“I don’t know how much clearer I could have been when you receive no safety induction on three separate occasions, see cranes operating in high winds and people are walking around without PPE,” the subcontractor told Construction News.
After deciding not to take on work for the company running the sites on the basis of these breaches, the construction professional reported what they had seen to the HSE.
“Works are being carried out in very unsafe conditions, a simple inspection would clearly demonstrate this,” correspondence seen by Construction News said.
But the HSE replied to say it would “take no further action” to investigate the allegations because the subcontractor had not sufficiently proven their concerns were valid.
“In order for HSE to take forward concerns with the company, we require credible evidence of current and continuing potential breaches of health and safety legislation preferably from a current employee who can provide specific dates, events, sites, locations and if possible photographs and/or video evidence,” the agency explained.
When questioned by Construction News, the HSE appeared to double-down on its position, saying: “Responsibility for health and safety rests with the business, and it is for them to ensure their arrangements comply with appropriate health and safety legislation.”
The subcontractor said they had previously had good experiences with the HSE and that the response on this occasion marked an apparent change of attitude.
“The general feeling is that [HSE] have stopped being proactive and preventive to being just reactive to an incident,” they said.
“I cannot believe they feel they can do their investigations by telephone and by clearly dismissing a report without physically checking out the veracity of the report contraventions.”
They added: “It’s scary that based on a first-hand account of what was going on they wouldn’t go and visit the site.”
“It was really hard to find where to submit a concern to the HSE website and once I had done it felt like I wasn’t taken seriously.
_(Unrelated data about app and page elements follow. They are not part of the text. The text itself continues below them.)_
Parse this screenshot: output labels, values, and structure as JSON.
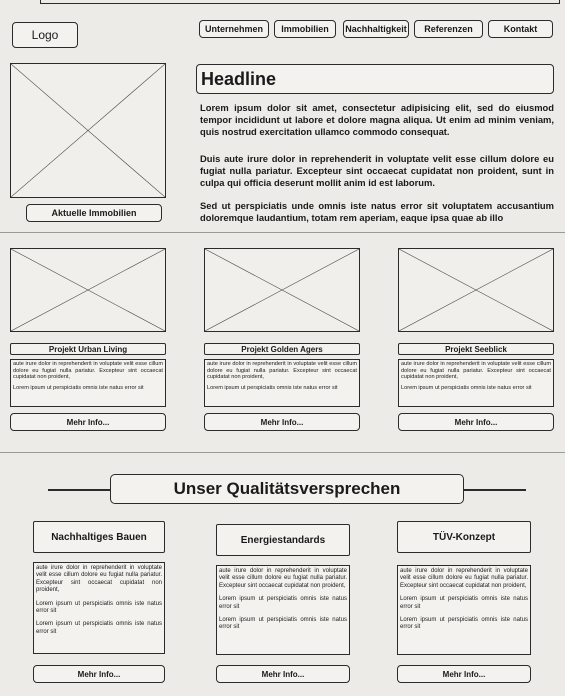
{
  "header": {
    "logo_label": "Logo",
    "nav": [
      "Unternehmen",
      "Immobilien",
      "Nachhaltigkeit",
      "Referenzen",
      "Kontakt"
    ]
  },
  "hero": {
    "headline": "Headline",
    "paragraphs": [
      "Lorem ipsum dolor sit amet, consectetur adipisicing elit, sed do eiusmod tempor incididunt ut labore et dolore magna aliqua. Ut enim ad minim veniam, quis nostrud exercitation ullamco commodo consequat.",
      "Duis aute irure dolor in reprehenderit in voluptate velit esse cillum dolore eu fugiat nulla pariatur. Excepteur sint occaecat cupidatat non proident, sunt in culpa qui officia deserunt mollit anim id est laborum.",
      "Sed ut perspiciatis unde omnis iste natus error sit voluptatem accusantium doloremque laudantium, totam rem aperiam, eaque ipsa quae ab illo"
    ],
    "button_label": "Aktuelle Immobilien"
  },
  "projects": [
    {
      "title": "Projekt Urban Living",
      "text1": "aute irure dolor in reprehenderit in voluptate velit esse cillum dolore eu fugiat nulla pariatur. Excepteur sint occaecat cupidatat non proident,",
      "text2": "Lorem ipsum ut perspiciatis omnis iste natus error sit",
      "more": "Mehr Info..."
    },
    {
      "title": "Projekt Golden Agers",
      "text1": "aute irure dolor in reprehenderit in voluptate velit esse cillum dolore eu fugiat nulla pariatur. Excepteur sint occaecat cupidatat non proident,",
      "text2": "Lorem ipsum ut perspiciatis omnis iste natus error sit",
      "more": "Mehr Info..."
    },
    {
      "title": "Projekt Seeblick",
      "text1": "aute irure dolor in reprehenderit in voluptate velit esse cillum dolore eu fugiat nulla pariatur. Excepteur sint occaecat cupidatat non proident,",
      "text2": "Lorem ipsum ut perspiciatis omnis iste natus error sit",
      "more": "Mehr Info..."
    }
  ],
  "quality": {
    "heading": "Unser Qualitätsversprechen",
    "columns": [
      {
        "title": "Nachhaltiges Bauen",
        "text1": "aute irure dolor in reprehenderit in voluptate velit esse cillum dolore eu fugiat nulla pariatur. Excepteur sint occaecat cupidatat non proident,",
        "text2": "Lorem ipsum ut perspiciatis omnis iste natus error sit",
        "text3": "Lorem ipsum ut perspiciatis omnis iste natus error sit",
        "more": "Mehr Info..."
      },
      {
        "title": "Energiestandards",
        "text1": "aute irure dolor in reprehenderit in voluptate velit esse cillum dolore eu fugiat nulla pariatur. Excepteur sint occaecat cupidatat non proident,",
        "text2": "Lorem ipsum ut perspiciatis omnis iste natus error sit",
        "text3": "Lorem ipsum ut perspiciatis omnis iste natus error sit",
        "more": "Mehr Info..."
      },
      {
        "title": "TÜV-Konzept",
        "text1": "aute irure dolor in reprehenderit in voluptate velit esse cillum dolore eu fugiat nulla pariatur. Excepteur sint occaecat cupidatat non proident,",
        "text2": "Lorem ipsum ut perspiciatis omnis iste natus error sit",
        "text3": "Lorem ipsum ut perspiciatis omnis iste natus error sit",
        "more": "Mehr Info..."
      }
    ]
  }
}
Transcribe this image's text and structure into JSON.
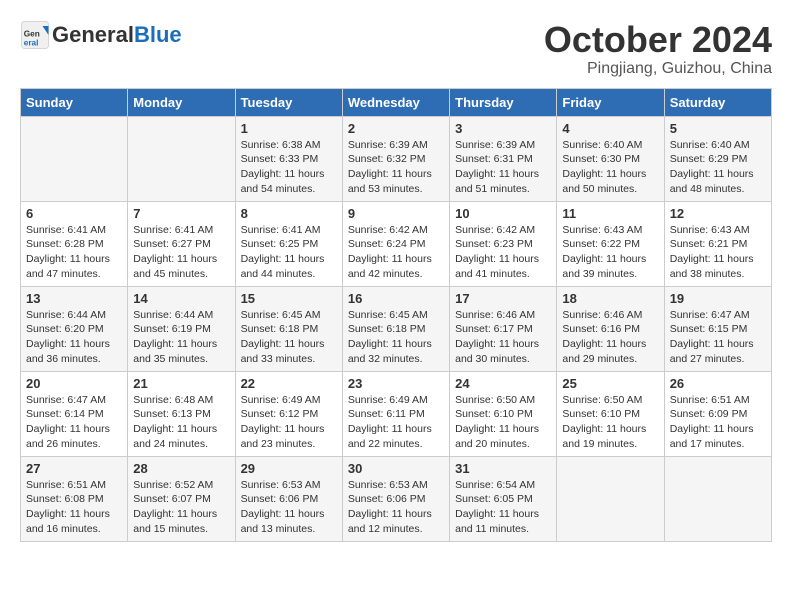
{
  "header": {
    "logo_general": "General",
    "logo_blue": "Blue",
    "month_title": "October 2024",
    "location": "Pingjiang, Guizhou, China"
  },
  "calendar": {
    "days_of_week": [
      "Sunday",
      "Monday",
      "Tuesday",
      "Wednesday",
      "Thursday",
      "Friday",
      "Saturday"
    ],
    "weeks": [
      [
        {
          "day": "",
          "info": ""
        },
        {
          "day": "",
          "info": ""
        },
        {
          "day": "1",
          "info": "Sunrise: 6:38 AM\nSunset: 6:33 PM\nDaylight: 11 hours and 54 minutes."
        },
        {
          "day": "2",
          "info": "Sunrise: 6:39 AM\nSunset: 6:32 PM\nDaylight: 11 hours and 53 minutes."
        },
        {
          "day": "3",
          "info": "Sunrise: 6:39 AM\nSunset: 6:31 PM\nDaylight: 11 hours and 51 minutes."
        },
        {
          "day": "4",
          "info": "Sunrise: 6:40 AM\nSunset: 6:30 PM\nDaylight: 11 hours and 50 minutes."
        },
        {
          "day": "5",
          "info": "Sunrise: 6:40 AM\nSunset: 6:29 PM\nDaylight: 11 hours and 48 minutes."
        }
      ],
      [
        {
          "day": "6",
          "info": "Sunrise: 6:41 AM\nSunset: 6:28 PM\nDaylight: 11 hours and 47 minutes."
        },
        {
          "day": "7",
          "info": "Sunrise: 6:41 AM\nSunset: 6:27 PM\nDaylight: 11 hours and 45 minutes."
        },
        {
          "day": "8",
          "info": "Sunrise: 6:41 AM\nSunset: 6:25 PM\nDaylight: 11 hours and 44 minutes."
        },
        {
          "day": "9",
          "info": "Sunrise: 6:42 AM\nSunset: 6:24 PM\nDaylight: 11 hours and 42 minutes."
        },
        {
          "day": "10",
          "info": "Sunrise: 6:42 AM\nSunset: 6:23 PM\nDaylight: 11 hours and 41 minutes."
        },
        {
          "day": "11",
          "info": "Sunrise: 6:43 AM\nSunset: 6:22 PM\nDaylight: 11 hours and 39 minutes."
        },
        {
          "day": "12",
          "info": "Sunrise: 6:43 AM\nSunset: 6:21 PM\nDaylight: 11 hours and 38 minutes."
        }
      ],
      [
        {
          "day": "13",
          "info": "Sunrise: 6:44 AM\nSunset: 6:20 PM\nDaylight: 11 hours and 36 minutes."
        },
        {
          "day": "14",
          "info": "Sunrise: 6:44 AM\nSunset: 6:19 PM\nDaylight: 11 hours and 35 minutes."
        },
        {
          "day": "15",
          "info": "Sunrise: 6:45 AM\nSunset: 6:18 PM\nDaylight: 11 hours and 33 minutes."
        },
        {
          "day": "16",
          "info": "Sunrise: 6:45 AM\nSunset: 6:18 PM\nDaylight: 11 hours and 32 minutes."
        },
        {
          "day": "17",
          "info": "Sunrise: 6:46 AM\nSunset: 6:17 PM\nDaylight: 11 hours and 30 minutes."
        },
        {
          "day": "18",
          "info": "Sunrise: 6:46 AM\nSunset: 6:16 PM\nDaylight: 11 hours and 29 minutes."
        },
        {
          "day": "19",
          "info": "Sunrise: 6:47 AM\nSunset: 6:15 PM\nDaylight: 11 hours and 27 minutes."
        }
      ],
      [
        {
          "day": "20",
          "info": "Sunrise: 6:47 AM\nSunset: 6:14 PM\nDaylight: 11 hours and 26 minutes."
        },
        {
          "day": "21",
          "info": "Sunrise: 6:48 AM\nSunset: 6:13 PM\nDaylight: 11 hours and 24 minutes."
        },
        {
          "day": "22",
          "info": "Sunrise: 6:49 AM\nSunset: 6:12 PM\nDaylight: 11 hours and 23 minutes."
        },
        {
          "day": "23",
          "info": "Sunrise: 6:49 AM\nSunset: 6:11 PM\nDaylight: 11 hours and 22 minutes."
        },
        {
          "day": "24",
          "info": "Sunrise: 6:50 AM\nSunset: 6:10 PM\nDaylight: 11 hours and 20 minutes."
        },
        {
          "day": "25",
          "info": "Sunrise: 6:50 AM\nSunset: 6:10 PM\nDaylight: 11 hours and 19 minutes."
        },
        {
          "day": "26",
          "info": "Sunrise: 6:51 AM\nSunset: 6:09 PM\nDaylight: 11 hours and 17 minutes."
        }
      ],
      [
        {
          "day": "27",
          "info": "Sunrise: 6:51 AM\nSunset: 6:08 PM\nDaylight: 11 hours and 16 minutes."
        },
        {
          "day": "28",
          "info": "Sunrise: 6:52 AM\nSunset: 6:07 PM\nDaylight: 11 hours and 15 minutes."
        },
        {
          "day": "29",
          "info": "Sunrise: 6:53 AM\nSunset: 6:06 PM\nDaylight: 11 hours and 13 minutes."
        },
        {
          "day": "30",
          "info": "Sunrise: 6:53 AM\nSunset: 6:06 PM\nDaylight: 11 hours and 12 minutes."
        },
        {
          "day": "31",
          "info": "Sunrise: 6:54 AM\nSunset: 6:05 PM\nDaylight: 11 hours and 11 minutes."
        },
        {
          "day": "",
          "info": ""
        },
        {
          "day": "",
          "info": ""
        }
      ]
    ]
  }
}
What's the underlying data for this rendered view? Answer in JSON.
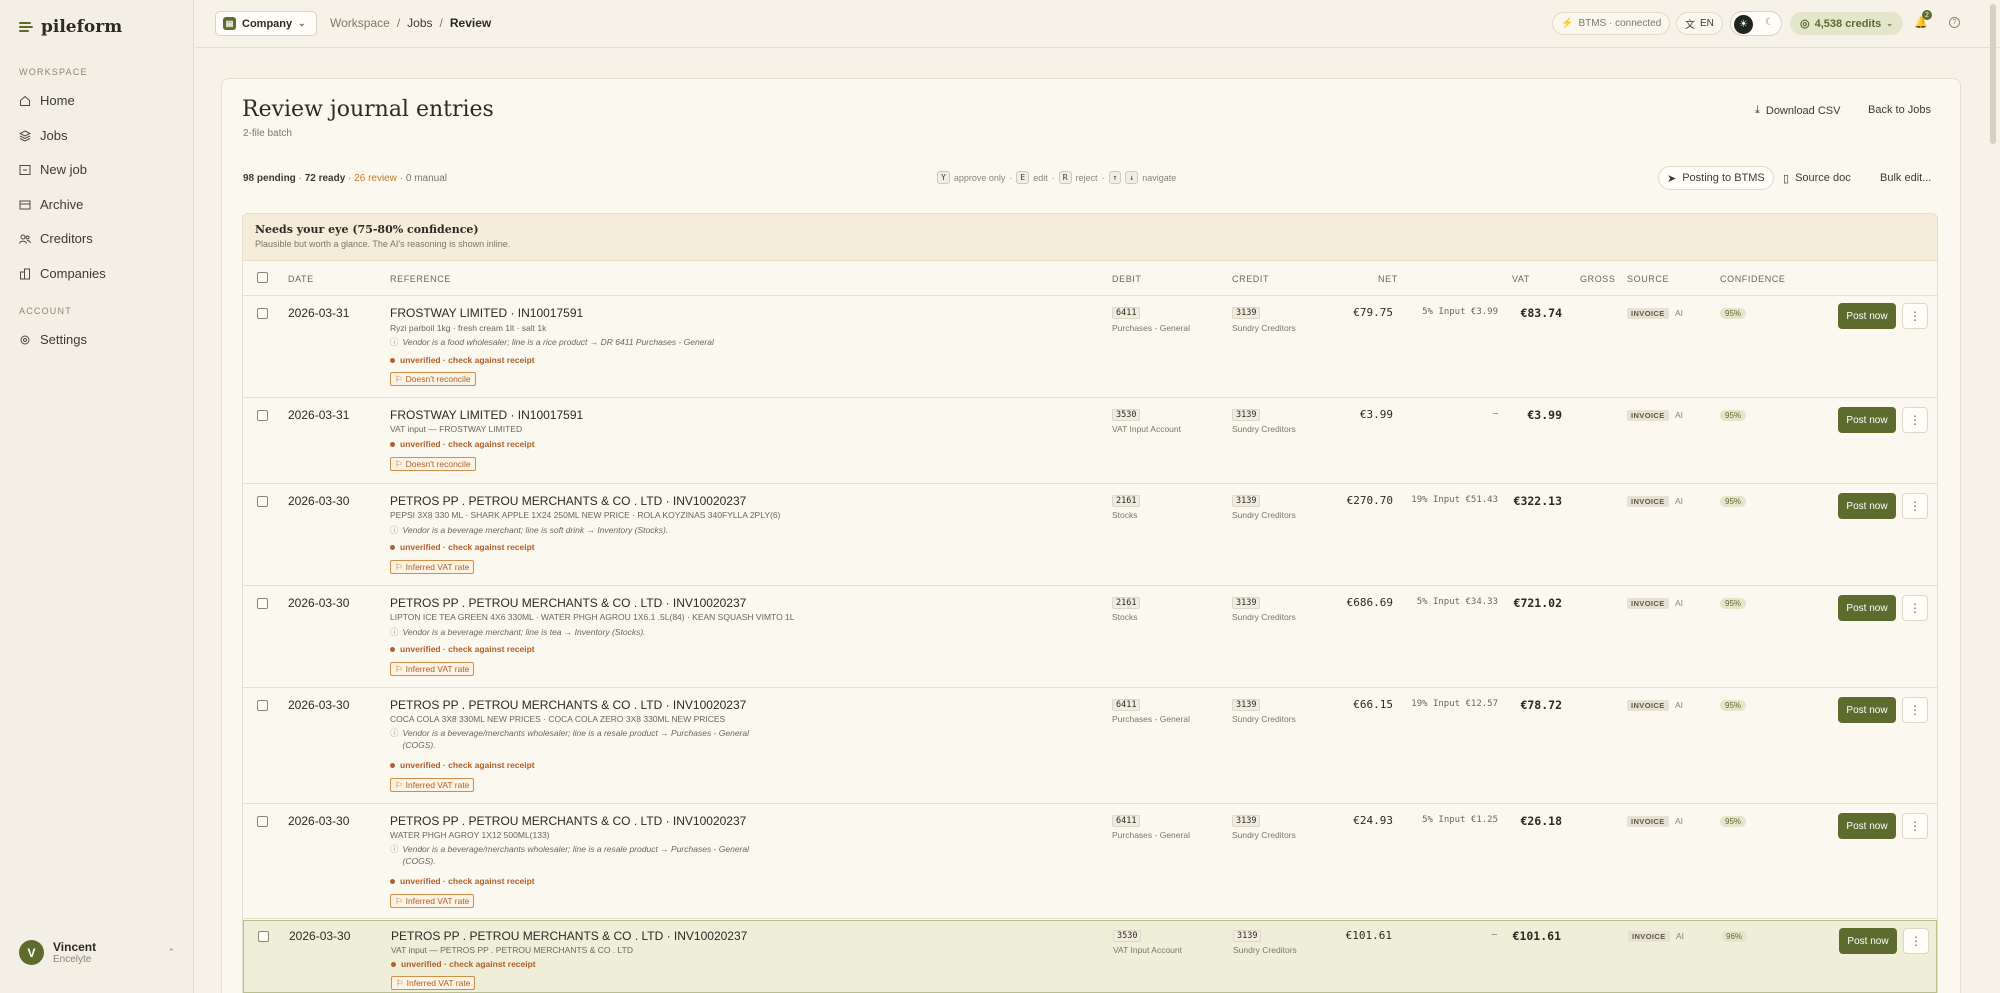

If they could only go to these sites, they would see how dangerous things were, there were any number of fines and citations they would make.”